DATA FOR THIS EXERCISE:
· · · ·

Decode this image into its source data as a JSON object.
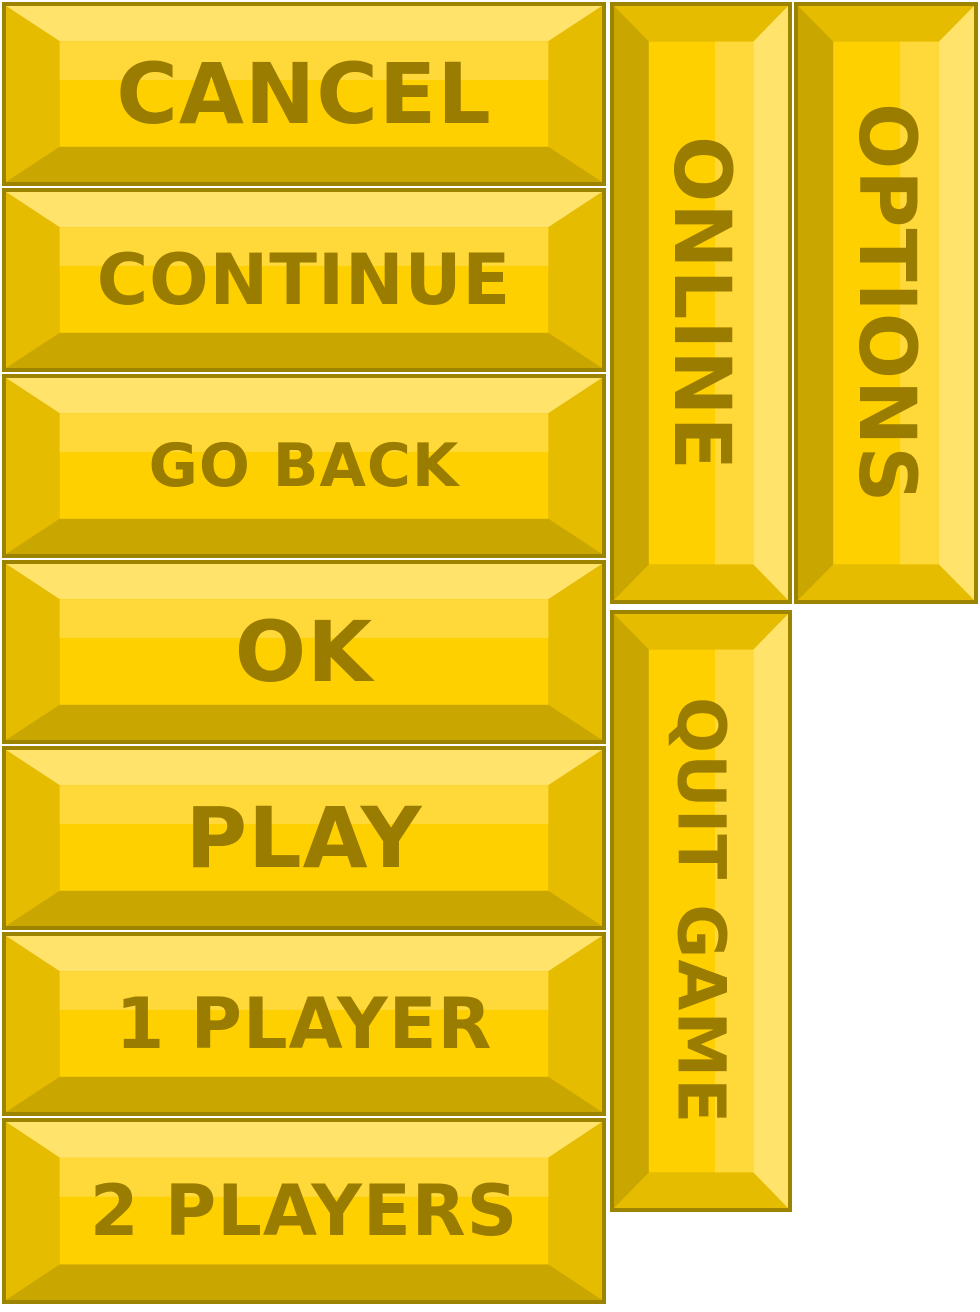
{
  "buttons": {
    "cancel": "CANCEL",
    "continue": "CONTINUE",
    "go_back": "GO BACK",
    "ok": "OK",
    "play": "PLAY",
    "one_player": "1 PLAYER",
    "two_players": "2 PLAYERS",
    "online": "ONLINE",
    "options": "OPTIONS",
    "quit_game": "QUIT GAME"
  },
  "colors": {
    "border": "#9c8300",
    "face": "#ffd000",
    "bevel_light": "#ffe36b",
    "bevel_mid": "#e6bc00",
    "bevel_dark": "#c9a600",
    "text": "#9a7c00"
  }
}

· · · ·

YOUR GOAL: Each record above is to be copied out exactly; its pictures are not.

TASK RESULT:
Decode this image into its source data as a JSON object.
{
  "buttons": {
    "cancel": "CANCEL",
    "continue": "CONTINUE",
    "go_back": "GO BACK",
    "ok": "OK",
    "play": "PLAY",
    "one_player": "1 PLAYER",
    "two_players": "2 PLAYERS",
    "online": "ONLINE",
    "options": "OPTIONS",
    "quit_game": "QUIT GAME"
  },
  "colors": {
    "border": "#9c8300",
    "face": "#ffd000",
    "bevel_light": "#ffe36b",
    "bevel_mid": "#e6bc00",
    "bevel_dark": "#c9a600",
    "text": "#9a7c00"
  }
}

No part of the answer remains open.